Task goal: Only the number is wanted: how many lines in the data contain "this"?

Data:
-.-.-
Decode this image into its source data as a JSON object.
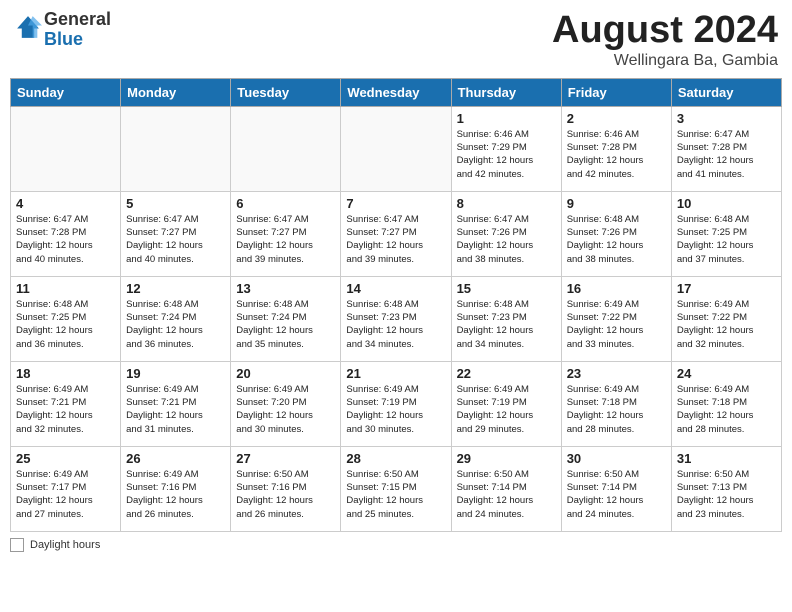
{
  "header": {
    "logo_general": "General",
    "logo_blue": "Blue",
    "month_title": "August 2024",
    "subtitle": "Wellingara Ba, Gambia"
  },
  "weekdays": [
    "Sunday",
    "Monday",
    "Tuesday",
    "Wednesday",
    "Thursday",
    "Friday",
    "Saturday"
  ],
  "footer": {
    "daylight_label": "Daylight hours"
  },
  "weeks": [
    [
      {
        "day": "",
        "info": ""
      },
      {
        "day": "",
        "info": ""
      },
      {
        "day": "",
        "info": ""
      },
      {
        "day": "",
        "info": ""
      },
      {
        "day": "1",
        "info": "Sunrise: 6:46 AM\nSunset: 7:29 PM\nDaylight: 12 hours\nand 42 minutes."
      },
      {
        "day": "2",
        "info": "Sunrise: 6:46 AM\nSunset: 7:28 PM\nDaylight: 12 hours\nand 42 minutes."
      },
      {
        "day": "3",
        "info": "Sunrise: 6:47 AM\nSunset: 7:28 PM\nDaylight: 12 hours\nand 41 minutes."
      }
    ],
    [
      {
        "day": "4",
        "info": "Sunrise: 6:47 AM\nSunset: 7:28 PM\nDaylight: 12 hours\nand 40 minutes."
      },
      {
        "day": "5",
        "info": "Sunrise: 6:47 AM\nSunset: 7:27 PM\nDaylight: 12 hours\nand 40 minutes."
      },
      {
        "day": "6",
        "info": "Sunrise: 6:47 AM\nSunset: 7:27 PM\nDaylight: 12 hours\nand 39 minutes."
      },
      {
        "day": "7",
        "info": "Sunrise: 6:47 AM\nSunset: 7:27 PM\nDaylight: 12 hours\nand 39 minutes."
      },
      {
        "day": "8",
        "info": "Sunrise: 6:47 AM\nSunset: 7:26 PM\nDaylight: 12 hours\nand 38 minutes."
      },
      {
        "day": "9",
        "info": "Sunrise: 6:48 AM\nSunset: 7:26 PM\nDaylight: 12 hours\nand 38 minutes."
      },
      {
        "day": "10",
        "info": "Sunrise: 6:48 AM\nSunset: 7:25 PM\nDaylight: 12 hours\nand 37 minutes."
      }
    ],
    [
      {
        "day": "11",
        "info": "Sunrise: 6:48 AM\nSunset: 7:25 PM\nDaylight: 12 hours\nand 36 minutes."
      },
      {
        "day": "12",
        "info": "Sunrise: 6:48 AM\nSunset: 7:24 PM\nDaylight: 12 hours\nand 36 minutes."
      },
      {
        "day": "13",
        "info": "Sunrise: 6:48 AM\nSunset: 7:24 PM\nDaylight: 12 hours\nand 35 minutes."
      },
      {
        "day": "14",
        "info": "Sunrise: 6:48 AM\nSunset: 7:23 PM\nDaylight: 12 hours\nand 34 minutes."
      },
      {
        "day": "15",
        "info": "Sunrise: 6:48 AM\nSunset: 7:23 PM\nDaylight: 12 hours\nand 34 minutes."
      },
      {
        "day": "16",
        "info": "Sunrise: 6:49 AM\nSunset: 7:22 PM\nDaylight: 12 hours\nand 33 minutes."
      },
      {
        "day": "17",
        "info": "Sunrise: 6:49 AM\nSunset: 7:22 PM\nDaylight: 12 hours\nand 32 minutes."
      }
    ],
    [
      {
        "day": "18",
        "info": "Sunrise: 6:49 AM\nSunset: 7:21 PM\nDaylight: 12 hours\nand 32 minutes."
      },
      {
        "day": "19",
        "info": "Sunrise: 6:49 AM\nSunset: 7:21 PM\nDaylight: 12 hours\nand 31 minutes."
      },
      {
        "day": "20",
        "info": "Sunrise: 6:49 AM\nSunset: 7:20 PM\nDaylight: 12 hours\nand 30 minutes."
      },
      {
        "day": "21",
        "info": "Sunrise: 6:49 AM\nSunset: 7:19 PM\nDaylight: 12 hours\nand 30 minutes."
      },
      {
        "day": "22",
        "info": "Sunrise: 6:49 AM\nSunset: 7:19 PM\nDaylight: 12 hours\nand 29 minutes."
      },
      {
        "day": "23",
        "info": "Sunrise: 6:49 AM\nSunset: 7:18 PM\nDaylight: 12 hours\nand 28 minutes."
      },
      {
        "day": "24",
        "info": "Sunrise: 6:49 AM\nSunset: 7:18 PM\nDaylight: 12 hours\nand 28 minutes."
      }
    ],
    [
      {
        "day": "25",
        "info": "Sunrise: 6:49 AM\nSunset: 7:17 PM\nDaylight: 12 hours\nand 27 minutes."
      },
      {
        "day": "26",
        "info": "Sunrise: 6:49 AM\nSunset: 7:16 PM\nDaylight: 12 hours\nand 26 minutes."
      },
      {
        "day": "27",
        "info": "Sunrise: 6:50 AM\nSunset: 7:16 PM\nDaylight: 12 hours\nand 26 minutes."
      },
      {
        "day": "28",
        "info": "Sunrise: 6:50 AM\nSunset: 7:15 PM\nDaylight: 12 hours\nand 25 minutes."
      },
      {
        "day": "29",
        "info": "Sunrise: 6:50 AM\nSunset: 7:14 PM\nDaylight: 12 hours\nand 24 minutes."
      },
      {
        "day": "30",
        "info": "Sunrise: 6:50 AM\nSunset: 7:14 PM\nDaylight: 12 hours\nand 24 minutes."
      },
      {
        "day": "31",
        "info": "Sunrise: 6:50 AM\nSunset: 7:13 PM\nDaylight: 12 hours\nand 23 minutes."
      }
    ]
  ]
}
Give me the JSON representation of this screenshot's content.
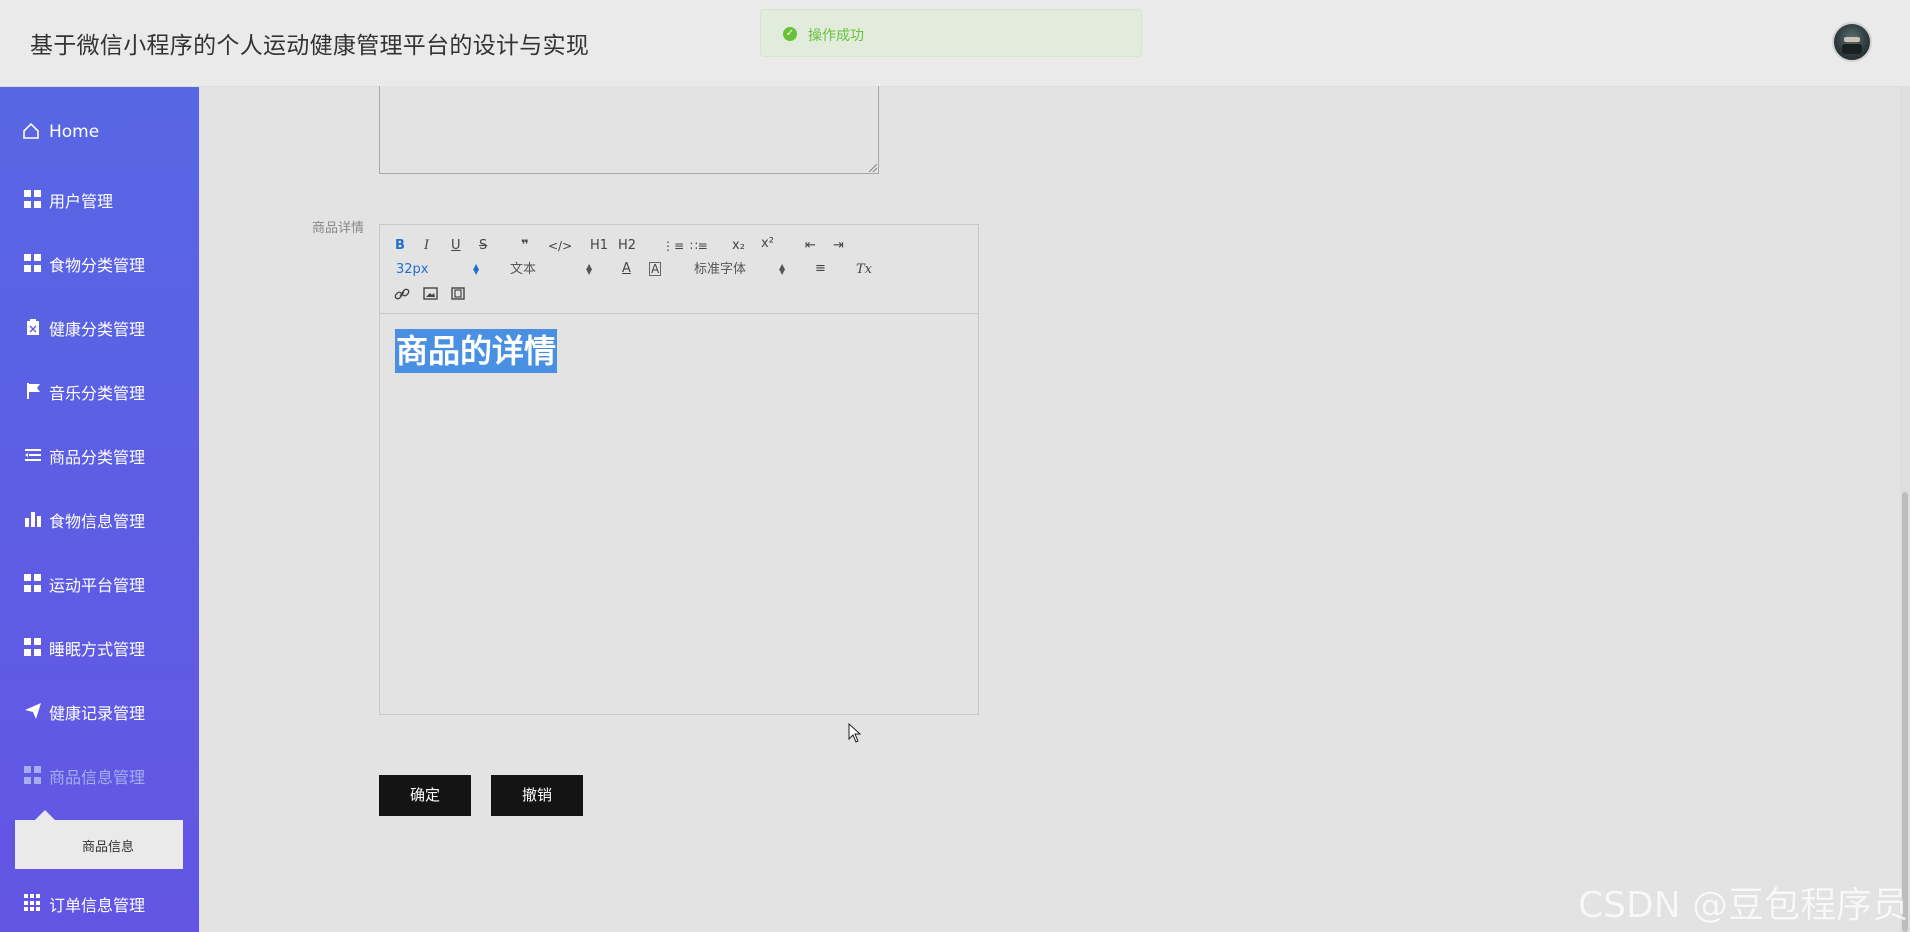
{
  "header": {
    "title": "基于微信小程序的个人运动健康管理平台的设计与实现"
  },
  "toast": {
    "message": "操作成功"
  },
  "sidebar": {
    "items": [
      {
        "label": "Home",
        "icon": "home-icon"
      },
      {
        "label": "用户管理",
        "icon": "grid-icon"
      },
      {
        "label": "食物分类管理",
        "icon": "grid-icon"
      },
      {
        "label": "健康分类管理",
        "icon": "clipboard-icon"
      },
      {
        "label": "音乐分类管理",
        "icon": "flag-icon"
      },
      {
        "label": "商品分类管理",
        "icon": "list-icon"
      },
      {
        "label": "食物信息管理",
        "icon": "bar-chart-icon"
      },
      {
        "label": "运动平台管理",
        "icon": "grid-icon"
      },
      {
        "label": "睡眠方式管理",
        "icon": "grid-icon"
      },
      {
        "label": "健康记录管理",
        "icon": "send-icon"
      },
      {
        "label": "商品信息管理",
        "icon": "grid-icon"
      },
      {
        "label": "订单信息管理",
        "icon": "grid9-icon"
      }
    ],
    "submenu": {
      "label": "商品信息"
    }
  },
  "form": {
    "detail_label": "商品详情",
    "editor": {
      "toolbar": {
        "bold": "B",
        "italic": "I",
        "underline": "U",
        "strike": "S",
        "quote": "❞",
        "code": "</>",
        "h1": "H1",
        "h2": "H2",
        "ordered_list": "⋮≡",
        "bullet_list": "∷≡",
        "subscript": "x₂",
        "superscript": "x²",
        "outdent": "⇤",
        "indent": "⇥",
        "size_value": "32px",
        "header_value": "文本",
        "color": "A",
        "background": "A",
        "font_value": "标准字体",
        "align": "≡",
        "clean": "Tx"
      },
      "content": "商品的详情"
    },
    "confirm_label": "确定",
    "cancel_label": "撤销"
  },
  "watermark": "CSDN @豆包程序员",
  "colors": {
    "sidebar_top": "#5767e4",
    "sidebar_bottom": "#6355e4",
    "toast_text": "#67c23a",
    "highlight": "#4a90e2",
    "button": "#141414"
  }
}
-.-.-
Expected answer: 2